## GOAL OF THE EXERCISE
Nothing but the data below, returned exactly, should appear in the answer.

++++ SOURCE DATA

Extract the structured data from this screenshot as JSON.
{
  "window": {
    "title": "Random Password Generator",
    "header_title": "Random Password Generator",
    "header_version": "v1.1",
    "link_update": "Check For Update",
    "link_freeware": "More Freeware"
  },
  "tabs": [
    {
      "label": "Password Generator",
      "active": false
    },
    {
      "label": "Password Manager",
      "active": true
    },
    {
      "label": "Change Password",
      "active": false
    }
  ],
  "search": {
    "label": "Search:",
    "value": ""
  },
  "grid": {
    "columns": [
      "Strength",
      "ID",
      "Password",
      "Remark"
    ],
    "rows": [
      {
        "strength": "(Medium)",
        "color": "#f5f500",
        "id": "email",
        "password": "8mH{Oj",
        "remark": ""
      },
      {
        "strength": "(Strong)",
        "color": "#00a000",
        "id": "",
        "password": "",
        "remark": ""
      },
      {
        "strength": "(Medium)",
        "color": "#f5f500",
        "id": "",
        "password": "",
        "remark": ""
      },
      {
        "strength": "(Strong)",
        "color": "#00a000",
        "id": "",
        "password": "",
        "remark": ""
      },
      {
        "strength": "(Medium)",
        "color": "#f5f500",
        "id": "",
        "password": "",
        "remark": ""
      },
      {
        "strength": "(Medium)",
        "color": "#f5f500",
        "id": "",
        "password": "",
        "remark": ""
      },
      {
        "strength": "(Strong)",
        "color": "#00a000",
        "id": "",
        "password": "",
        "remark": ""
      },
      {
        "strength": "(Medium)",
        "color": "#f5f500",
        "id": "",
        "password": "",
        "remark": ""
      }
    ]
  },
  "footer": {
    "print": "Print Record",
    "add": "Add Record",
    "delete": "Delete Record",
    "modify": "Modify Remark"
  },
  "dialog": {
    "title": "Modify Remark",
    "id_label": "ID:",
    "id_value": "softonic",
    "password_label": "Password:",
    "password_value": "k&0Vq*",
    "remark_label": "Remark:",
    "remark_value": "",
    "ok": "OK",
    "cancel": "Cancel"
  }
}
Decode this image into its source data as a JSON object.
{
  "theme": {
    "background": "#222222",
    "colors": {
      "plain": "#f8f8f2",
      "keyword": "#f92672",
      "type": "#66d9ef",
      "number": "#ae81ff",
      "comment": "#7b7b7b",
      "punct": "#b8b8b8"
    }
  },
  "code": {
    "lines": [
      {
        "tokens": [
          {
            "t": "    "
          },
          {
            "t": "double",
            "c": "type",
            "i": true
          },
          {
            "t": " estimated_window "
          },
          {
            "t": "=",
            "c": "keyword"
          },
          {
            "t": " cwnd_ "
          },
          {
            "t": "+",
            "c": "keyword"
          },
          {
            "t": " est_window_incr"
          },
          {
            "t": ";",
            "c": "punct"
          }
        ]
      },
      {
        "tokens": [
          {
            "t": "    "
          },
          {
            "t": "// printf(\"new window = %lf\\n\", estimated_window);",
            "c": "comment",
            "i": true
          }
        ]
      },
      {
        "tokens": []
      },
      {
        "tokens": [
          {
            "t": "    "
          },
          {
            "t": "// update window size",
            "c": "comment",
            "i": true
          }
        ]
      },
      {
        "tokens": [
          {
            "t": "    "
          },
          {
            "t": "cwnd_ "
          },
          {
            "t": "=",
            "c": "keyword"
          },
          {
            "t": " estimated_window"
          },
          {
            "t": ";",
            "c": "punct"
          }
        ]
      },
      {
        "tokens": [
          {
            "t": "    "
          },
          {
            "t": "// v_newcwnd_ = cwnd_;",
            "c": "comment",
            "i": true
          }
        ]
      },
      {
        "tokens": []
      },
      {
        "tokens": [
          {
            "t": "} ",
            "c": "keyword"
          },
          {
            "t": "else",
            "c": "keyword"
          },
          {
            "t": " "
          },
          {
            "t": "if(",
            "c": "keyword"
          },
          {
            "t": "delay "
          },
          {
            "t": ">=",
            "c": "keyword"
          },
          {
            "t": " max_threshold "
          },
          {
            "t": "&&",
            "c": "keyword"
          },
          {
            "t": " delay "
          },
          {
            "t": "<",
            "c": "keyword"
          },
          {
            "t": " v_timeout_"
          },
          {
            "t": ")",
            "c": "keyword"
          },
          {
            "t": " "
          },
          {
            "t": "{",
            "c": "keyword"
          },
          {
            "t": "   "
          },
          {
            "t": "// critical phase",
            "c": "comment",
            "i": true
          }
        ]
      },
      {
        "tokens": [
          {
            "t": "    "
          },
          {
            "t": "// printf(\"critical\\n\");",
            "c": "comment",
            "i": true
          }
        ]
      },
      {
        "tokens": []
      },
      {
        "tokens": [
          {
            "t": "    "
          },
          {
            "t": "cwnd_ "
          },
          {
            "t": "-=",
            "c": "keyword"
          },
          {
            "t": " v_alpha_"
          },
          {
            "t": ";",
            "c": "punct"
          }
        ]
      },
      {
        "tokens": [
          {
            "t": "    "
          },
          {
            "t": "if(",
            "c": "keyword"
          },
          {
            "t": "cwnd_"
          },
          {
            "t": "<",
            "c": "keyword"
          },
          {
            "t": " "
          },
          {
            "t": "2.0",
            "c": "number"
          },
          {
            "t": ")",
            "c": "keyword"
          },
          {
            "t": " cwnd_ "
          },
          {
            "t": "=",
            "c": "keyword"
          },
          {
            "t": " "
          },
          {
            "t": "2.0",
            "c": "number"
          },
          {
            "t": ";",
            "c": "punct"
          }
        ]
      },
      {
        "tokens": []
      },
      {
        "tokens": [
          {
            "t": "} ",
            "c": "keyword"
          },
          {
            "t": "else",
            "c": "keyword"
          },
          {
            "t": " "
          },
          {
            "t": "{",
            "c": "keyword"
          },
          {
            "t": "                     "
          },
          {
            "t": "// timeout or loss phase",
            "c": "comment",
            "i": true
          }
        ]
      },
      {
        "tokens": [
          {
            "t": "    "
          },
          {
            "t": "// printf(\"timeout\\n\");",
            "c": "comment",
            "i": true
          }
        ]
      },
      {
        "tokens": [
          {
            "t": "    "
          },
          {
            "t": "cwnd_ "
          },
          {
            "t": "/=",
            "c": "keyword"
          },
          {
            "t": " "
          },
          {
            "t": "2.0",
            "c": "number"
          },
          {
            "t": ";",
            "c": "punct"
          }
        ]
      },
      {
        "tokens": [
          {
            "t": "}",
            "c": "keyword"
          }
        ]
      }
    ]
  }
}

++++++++

## RESULT
Extract the structured data from this screenshot as JSON.
{
  "window": {
    "title": "Random Password Generator",
    "header_title": "Random Password Generator",
    "header_version": "v1.1",
    "link_update": "Check For Update",
    "link_freeware": "More Freeware"
  },
  "tabs": [
    {
      "label": "Password Generator",
      "active": false
    },
    {
      "label": "Password Manager",
      "active": true
    },
    {
      "label": "Change Password",
      "active": false
    }
  ],
  "search": {
    "label": "Search:",
    "value": ""
  },
  "grid": {
    "columns": [
      "Strength",
      "ID",
      "Password",
      "Remark"
    ],
    "rows": [
      {
        "strength": "(Medium)",
        "color": "#f5f500",
        "id": "email",
        "password": "8mH{Oj",
        "remark": ""
      },
      {
        "strength": "(Strong)",
        "color": "#00a000",
        "id": "",
        "password": "",
        "remark": ""
      },
      {
        "strength": "(Medium)",
        "color": "#f5f500",
        "id": "",
        "password": "",
        "remark": ""
      },
      {
        "strength": "(Strong)",
        "color": "#00a000",
        "id": "",
        "password": "",
        "remark": ""
      },
      {
        "strength": "(Medium)",
        "color": "#f5f500",
        "id": "",
        "password": "",
        "remark": ""
      },
      {
        "strength": "(Medium)",
        "color": "#f5f500",
        "id": "",
        "password": "",
        "remark": ""
      },
      {
        "strength": "(Strong)",
        "color": "#00a000",
        "id": "",
        "password": "",
        "remark": ""
      },
      {
        "strength": "(Medium)",
        "color": "#f5f500",
        "id": "",
        "password": "",
        "remark": ""
      }
    ]
  },
  "footer": {
    "print": "Print Record",
    "add": "Add Record",
    "delete": "Delete Record",
    "modify": "Modify Remark"
  },
  "dialog": {
    "title": "Modify Remark",
    "id_label": "ID:",
    "id_value": "softonic",
    "password_label": "Password:",
    "password_value": "k&0Vq*",
    "remark_label": "Remark:",
    "remark_value": "",
    "ok": "OK",
    "cancel": "Cancel"
  }
}
Decode this image into its source data as a JSON object.
{
  "theme": {
    "background": "#222222",
    "colors": {
      "plain": "#f8f8f2",
      "keyword": "#f92672",
      "type": "#66d9ef",
      "number": "#ae81ff",
      "comment": "#7b7b7b",
      "punct": "#b8b8b8"
    }
  },
  "code": {
    "lines": [
      {
        "tokens": [
          {
            "t": "    "
          },
          {
            "t": "double",
            "c": "type",
            "i": true
          },
          {
            "t": " estimated_window "
          },
          {
            "t": "=",
            "c": "keyword"
          },
          {
            "t": " cwnd_ "
          },
          {
            "t": "+",
            "c": "keyword"
          },
          {
            "t": " est_window_incr"
          },
          {
            "t": ";",
            "c": "punct"
          }
        ]
      },
      {
        "tokens": [
          {
            "t": "    "
          },
          {
            "t": "// printf(\"new window = %lf\\n\", estimated_window);",
            "c": "comment",
            "i": true
          }
        ]
      },
      {
        "tokens": []
      },
      {
        "tokens": [
          {
            "t": "    "
          },
          {
            "t": "// update window size",
            "c": "comment",
            "i": true
          }
        ]
      },
      {
        "tokens": [
          {
            "t": "    "
          },
          {
            "t": "cwnd_ "
          },
          {
            "t": "=",
            "c": "keyword"
          },
          {
            "t": " estimated_window"
          },
          {
            "t": ";",
            "c": "punct"
          }
        ]
      },
      {
        "tokens": [
          {
            "t": "    "
          },
          {
            "t": "// v_newcwnd_ = cwnd_;",
            "c": "comment",
            "i": true
          }
        ]
      },
      {
        "tokens": []
      },
      {
        "tokens": [
          {
            "t": "} ",
            "c": "keyword"
          },
          {
            "t": "else",
            "c": "keyword"
          },
          {
            "t": " "
          },
          {
            "t": "if(",
            "c": "keyword"
          },
          {
            "t": "delay "
          },
          {
            "t": ">=",
            "c": "keyword"
          },
          {
            "t": " max_threshold "
          },
          {
            "t": "&&",
            "c": "keyword"
          },
          {
            "t": " delay "
          },
          {
            "t": "<",
            "c": "keyword"
          },
          {
            "t": " v_timeout_"
          },
          {
            "t": ")",
            "c": "keyword"
          },
          {
            "t": " "
          },
          {
            "t": "{",
            "c": "keyword"
          },
          {
            "t": "   "
          },
          {
            "t": "// critical phase",
            "c": "comment",
            "i": true
          }
        ]
      },
      {
        "tokens": [
          {
            "t": "    "
          },
          {
            "t": "// printf(\"critical\\n\");",
            "c": "comment",
            "i": true
          }
        ]
      },
      {
        "tokens": []
      },
      {
        "tokens": [
          {
            "t": "    "
          },
          {
            "t": "cwnd_ "
          },
          {
            "t": "-=",
            "c": "keyword"
          },
          {
            "t": " v_alpha_"
          },
          {
            "t": ";",
            "c": "punct"
          }
        ]
      },
      {
        "tokens": [
          {
            "t": "    "
          },
          {
            "t": "if(",
            "c": "keyword"
          },
          {
            "t": "cwnd_"
          },
          {
            "t": "<",
            "c": "keyword"
          },
          {
            "t": " "
          },
          {
            "t": "2.0",
            "c": "number"
          },
          {
            "t": ")",
            "c": "keyword"
          },
          {
            "t": " cwnd_ "
          },
          {
            "t": "=",
            "c": "keyword"
          },
          {
            "t": " "
          },
          {
            "t": "2.0",
            "c": "number"
          },
          {
            "t": ";",
            "c": "punct"
          }
        ]
      },
      {
        "tokens": []
      },
      {
        "tokens": [
          {
            "t": "} ",
            "c": "keyword"
          },
          {
            "t": "else",
            "c": "keyword"
          },
          {
            "t": " "
          },
          {
            "t": "{",
            "c": "keyword"
          },
          {
            "t": "                     "
          },
          {
            "t": "// timeout or loss phase",
            "c": "comment",
            "i": true
          }
        ]
      },
      {
        "tokens": [
          {
            "t": "    "
          },
          {
            "t": "// printf(\"timeout\\n\");",
            "c": "comment",
            "i": true
          }
        ]
      },
      {
        "tokens": [
          {
            "t": "    "
          },
          {
            "t": "cwnd_ "
          },
          {
            "t": "/=",
            "c": "keyword"
          },
          {
            "t": " "
          },
          {
            "t": "2.0",
            "c": "number"
          },
          {
            "t": ";",
            "c": "punct"
          }
        ]
      },
      {
        "tokens": [
          {
            "t": "}",
            "c": "keyword"
          }
        ]
      }
    ]
  }
}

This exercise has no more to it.